Only lines containing the word "shoes" are needed; pull them out of the material.

━━━ DATASET EXTRACT

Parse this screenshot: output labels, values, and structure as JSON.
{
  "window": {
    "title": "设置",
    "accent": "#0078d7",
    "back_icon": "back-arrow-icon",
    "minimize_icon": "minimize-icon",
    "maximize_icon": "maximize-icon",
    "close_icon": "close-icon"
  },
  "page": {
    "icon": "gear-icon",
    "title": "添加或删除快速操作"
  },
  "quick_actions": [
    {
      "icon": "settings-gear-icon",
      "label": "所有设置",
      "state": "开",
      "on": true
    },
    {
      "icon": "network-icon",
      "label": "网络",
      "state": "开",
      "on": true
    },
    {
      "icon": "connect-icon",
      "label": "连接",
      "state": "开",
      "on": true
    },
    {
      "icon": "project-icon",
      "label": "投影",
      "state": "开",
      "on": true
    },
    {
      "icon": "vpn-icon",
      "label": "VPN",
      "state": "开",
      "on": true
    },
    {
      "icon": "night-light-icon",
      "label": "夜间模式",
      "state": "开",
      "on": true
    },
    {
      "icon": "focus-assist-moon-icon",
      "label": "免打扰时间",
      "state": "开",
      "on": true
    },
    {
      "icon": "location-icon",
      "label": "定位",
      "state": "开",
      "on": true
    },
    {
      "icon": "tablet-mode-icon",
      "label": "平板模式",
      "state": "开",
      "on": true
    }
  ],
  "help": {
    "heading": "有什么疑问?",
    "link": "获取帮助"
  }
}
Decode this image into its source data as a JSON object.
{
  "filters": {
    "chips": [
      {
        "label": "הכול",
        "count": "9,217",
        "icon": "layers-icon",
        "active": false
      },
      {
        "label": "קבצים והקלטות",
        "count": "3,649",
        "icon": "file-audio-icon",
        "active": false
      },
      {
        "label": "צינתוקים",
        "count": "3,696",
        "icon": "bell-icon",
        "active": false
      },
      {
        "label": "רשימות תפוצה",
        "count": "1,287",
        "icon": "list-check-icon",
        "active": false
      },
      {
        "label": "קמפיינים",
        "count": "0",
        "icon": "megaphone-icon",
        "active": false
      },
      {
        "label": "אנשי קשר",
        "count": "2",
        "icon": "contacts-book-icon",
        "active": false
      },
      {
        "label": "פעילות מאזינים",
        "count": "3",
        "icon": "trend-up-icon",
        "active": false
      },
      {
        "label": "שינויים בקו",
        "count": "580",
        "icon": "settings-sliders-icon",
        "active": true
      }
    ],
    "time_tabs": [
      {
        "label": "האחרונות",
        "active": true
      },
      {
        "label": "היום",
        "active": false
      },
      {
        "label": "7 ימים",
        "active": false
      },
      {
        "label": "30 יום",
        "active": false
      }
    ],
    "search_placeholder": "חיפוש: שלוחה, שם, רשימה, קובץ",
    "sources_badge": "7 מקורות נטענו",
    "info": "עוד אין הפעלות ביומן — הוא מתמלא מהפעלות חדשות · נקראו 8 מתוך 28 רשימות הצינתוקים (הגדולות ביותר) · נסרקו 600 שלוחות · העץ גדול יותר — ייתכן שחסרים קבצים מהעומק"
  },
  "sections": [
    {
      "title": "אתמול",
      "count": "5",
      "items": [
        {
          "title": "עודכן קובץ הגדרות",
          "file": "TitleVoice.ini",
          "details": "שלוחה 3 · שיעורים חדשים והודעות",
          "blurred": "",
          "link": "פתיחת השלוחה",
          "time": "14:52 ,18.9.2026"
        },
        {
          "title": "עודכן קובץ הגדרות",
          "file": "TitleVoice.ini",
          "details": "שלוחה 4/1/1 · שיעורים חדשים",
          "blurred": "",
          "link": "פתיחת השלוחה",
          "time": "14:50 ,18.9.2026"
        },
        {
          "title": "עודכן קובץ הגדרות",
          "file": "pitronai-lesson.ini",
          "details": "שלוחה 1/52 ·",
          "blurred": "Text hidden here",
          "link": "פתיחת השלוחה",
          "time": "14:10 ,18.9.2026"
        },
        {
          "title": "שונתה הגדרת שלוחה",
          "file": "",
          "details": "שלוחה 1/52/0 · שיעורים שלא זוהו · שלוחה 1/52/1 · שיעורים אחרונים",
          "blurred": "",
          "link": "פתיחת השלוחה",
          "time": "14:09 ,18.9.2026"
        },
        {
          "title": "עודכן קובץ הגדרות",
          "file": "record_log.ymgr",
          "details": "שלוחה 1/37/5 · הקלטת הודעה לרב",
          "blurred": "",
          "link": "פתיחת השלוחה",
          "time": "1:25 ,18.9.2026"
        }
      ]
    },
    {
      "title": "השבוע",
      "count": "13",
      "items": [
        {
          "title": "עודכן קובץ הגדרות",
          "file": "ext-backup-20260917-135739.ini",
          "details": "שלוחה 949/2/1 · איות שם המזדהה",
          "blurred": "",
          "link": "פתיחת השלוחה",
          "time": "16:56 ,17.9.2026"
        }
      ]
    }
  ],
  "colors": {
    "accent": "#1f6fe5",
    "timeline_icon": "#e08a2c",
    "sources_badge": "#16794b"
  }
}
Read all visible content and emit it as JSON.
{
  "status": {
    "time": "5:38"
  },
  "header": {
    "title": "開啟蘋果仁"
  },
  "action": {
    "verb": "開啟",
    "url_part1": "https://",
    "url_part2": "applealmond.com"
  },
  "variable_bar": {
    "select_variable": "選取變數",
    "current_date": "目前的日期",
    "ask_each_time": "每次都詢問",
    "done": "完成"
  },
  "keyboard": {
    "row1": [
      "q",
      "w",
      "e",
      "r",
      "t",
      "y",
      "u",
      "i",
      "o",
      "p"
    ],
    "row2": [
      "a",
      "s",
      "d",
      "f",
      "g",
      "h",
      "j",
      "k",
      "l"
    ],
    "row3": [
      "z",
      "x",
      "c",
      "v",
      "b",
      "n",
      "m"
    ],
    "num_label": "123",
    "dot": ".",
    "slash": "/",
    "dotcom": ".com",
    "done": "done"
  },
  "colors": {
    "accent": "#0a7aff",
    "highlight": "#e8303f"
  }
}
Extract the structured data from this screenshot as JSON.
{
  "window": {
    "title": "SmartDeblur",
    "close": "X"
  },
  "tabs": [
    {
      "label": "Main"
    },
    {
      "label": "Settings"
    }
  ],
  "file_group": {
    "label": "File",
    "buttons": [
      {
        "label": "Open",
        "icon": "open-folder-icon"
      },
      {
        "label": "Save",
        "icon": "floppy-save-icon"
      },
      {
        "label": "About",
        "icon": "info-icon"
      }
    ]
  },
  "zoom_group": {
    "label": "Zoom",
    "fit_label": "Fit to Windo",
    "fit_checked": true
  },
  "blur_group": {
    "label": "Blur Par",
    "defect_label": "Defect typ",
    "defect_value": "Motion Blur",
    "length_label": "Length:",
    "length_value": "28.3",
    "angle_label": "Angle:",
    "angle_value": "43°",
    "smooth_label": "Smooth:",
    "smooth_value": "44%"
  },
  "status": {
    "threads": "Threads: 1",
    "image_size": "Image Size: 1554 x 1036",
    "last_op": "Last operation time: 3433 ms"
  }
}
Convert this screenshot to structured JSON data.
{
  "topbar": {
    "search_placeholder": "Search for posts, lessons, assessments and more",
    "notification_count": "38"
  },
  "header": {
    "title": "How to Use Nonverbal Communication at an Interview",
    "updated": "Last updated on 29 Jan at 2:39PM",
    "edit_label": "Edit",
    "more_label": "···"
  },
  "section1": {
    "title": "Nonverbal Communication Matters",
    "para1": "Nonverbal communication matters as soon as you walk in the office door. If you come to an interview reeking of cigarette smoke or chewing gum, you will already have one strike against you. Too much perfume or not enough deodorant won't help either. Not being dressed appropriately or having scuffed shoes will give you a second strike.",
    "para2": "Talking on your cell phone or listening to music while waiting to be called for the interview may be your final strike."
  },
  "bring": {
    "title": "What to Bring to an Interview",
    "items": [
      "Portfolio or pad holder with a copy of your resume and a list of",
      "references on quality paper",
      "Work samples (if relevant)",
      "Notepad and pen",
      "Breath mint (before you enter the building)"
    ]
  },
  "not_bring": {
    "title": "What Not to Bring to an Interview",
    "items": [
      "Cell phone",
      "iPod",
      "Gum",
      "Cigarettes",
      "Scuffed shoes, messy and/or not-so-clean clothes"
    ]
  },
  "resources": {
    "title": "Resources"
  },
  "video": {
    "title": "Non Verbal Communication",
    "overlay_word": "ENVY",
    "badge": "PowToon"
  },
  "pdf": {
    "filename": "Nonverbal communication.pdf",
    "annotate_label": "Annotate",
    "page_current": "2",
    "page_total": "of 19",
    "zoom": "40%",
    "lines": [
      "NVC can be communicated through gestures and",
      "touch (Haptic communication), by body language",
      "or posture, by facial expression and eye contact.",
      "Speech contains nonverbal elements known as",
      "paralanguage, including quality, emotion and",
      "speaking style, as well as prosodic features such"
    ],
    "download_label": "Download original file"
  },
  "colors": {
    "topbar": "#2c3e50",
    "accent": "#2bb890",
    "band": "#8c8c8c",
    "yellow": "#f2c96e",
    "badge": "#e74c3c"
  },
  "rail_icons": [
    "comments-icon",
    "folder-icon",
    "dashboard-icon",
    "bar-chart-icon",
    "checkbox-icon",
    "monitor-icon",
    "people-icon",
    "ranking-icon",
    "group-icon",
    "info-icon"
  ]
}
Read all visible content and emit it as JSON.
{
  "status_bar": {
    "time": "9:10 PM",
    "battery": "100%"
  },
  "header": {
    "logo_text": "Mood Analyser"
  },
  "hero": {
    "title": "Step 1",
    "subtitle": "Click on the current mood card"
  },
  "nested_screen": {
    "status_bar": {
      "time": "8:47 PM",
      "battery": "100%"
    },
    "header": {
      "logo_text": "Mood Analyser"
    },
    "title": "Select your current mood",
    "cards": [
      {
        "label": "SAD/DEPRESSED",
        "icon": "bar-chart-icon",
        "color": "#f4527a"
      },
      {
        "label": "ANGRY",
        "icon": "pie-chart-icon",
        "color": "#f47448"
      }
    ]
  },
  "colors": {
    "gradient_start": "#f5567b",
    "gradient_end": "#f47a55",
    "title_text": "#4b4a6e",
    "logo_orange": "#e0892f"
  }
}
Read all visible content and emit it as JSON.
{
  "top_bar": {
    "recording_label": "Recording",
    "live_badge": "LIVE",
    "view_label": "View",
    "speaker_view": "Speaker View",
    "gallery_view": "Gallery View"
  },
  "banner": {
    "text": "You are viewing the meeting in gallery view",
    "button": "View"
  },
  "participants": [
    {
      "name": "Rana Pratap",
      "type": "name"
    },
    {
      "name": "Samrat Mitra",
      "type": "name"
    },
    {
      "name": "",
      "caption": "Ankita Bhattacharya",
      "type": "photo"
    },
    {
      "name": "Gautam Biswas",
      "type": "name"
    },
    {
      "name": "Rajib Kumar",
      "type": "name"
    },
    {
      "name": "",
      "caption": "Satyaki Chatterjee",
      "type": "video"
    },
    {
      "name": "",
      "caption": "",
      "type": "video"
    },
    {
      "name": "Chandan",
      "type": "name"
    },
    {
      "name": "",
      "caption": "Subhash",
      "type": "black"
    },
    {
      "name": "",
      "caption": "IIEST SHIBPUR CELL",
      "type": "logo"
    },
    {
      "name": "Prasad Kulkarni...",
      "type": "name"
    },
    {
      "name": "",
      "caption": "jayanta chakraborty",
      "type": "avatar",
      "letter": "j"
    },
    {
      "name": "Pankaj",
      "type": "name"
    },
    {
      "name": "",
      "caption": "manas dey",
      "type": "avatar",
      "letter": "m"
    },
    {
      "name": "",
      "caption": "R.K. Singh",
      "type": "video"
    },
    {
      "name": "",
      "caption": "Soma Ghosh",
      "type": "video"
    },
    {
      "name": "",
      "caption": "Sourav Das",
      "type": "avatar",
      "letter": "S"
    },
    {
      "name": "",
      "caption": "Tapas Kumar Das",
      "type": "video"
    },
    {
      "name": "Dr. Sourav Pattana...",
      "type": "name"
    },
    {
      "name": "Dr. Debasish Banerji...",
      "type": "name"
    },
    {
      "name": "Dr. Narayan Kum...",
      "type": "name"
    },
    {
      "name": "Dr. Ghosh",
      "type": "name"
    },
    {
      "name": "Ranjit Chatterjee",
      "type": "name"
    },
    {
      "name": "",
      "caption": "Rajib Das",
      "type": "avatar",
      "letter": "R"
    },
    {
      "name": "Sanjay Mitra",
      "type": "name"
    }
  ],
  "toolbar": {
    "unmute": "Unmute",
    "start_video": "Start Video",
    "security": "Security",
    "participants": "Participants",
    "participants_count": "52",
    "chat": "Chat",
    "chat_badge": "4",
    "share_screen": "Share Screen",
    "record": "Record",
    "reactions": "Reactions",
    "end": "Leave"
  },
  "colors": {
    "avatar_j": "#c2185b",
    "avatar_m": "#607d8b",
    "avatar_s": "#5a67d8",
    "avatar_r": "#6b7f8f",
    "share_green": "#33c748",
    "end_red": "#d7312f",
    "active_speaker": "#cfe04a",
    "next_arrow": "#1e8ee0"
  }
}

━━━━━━

[TASK SOLUTION]:
    "para1": "Nonverbal communication matters as soon as you walk in the office door. If you come to an interview reeking of cigarette smoke or chewing gum, you will already have one strike against you. Too much perfume or not enough deodorant won't help either. Not being dressed appropriately or having scuffed shoes will give you a second strike.",
      "Scuffed shoes, messy and/or not-so-clean clothes"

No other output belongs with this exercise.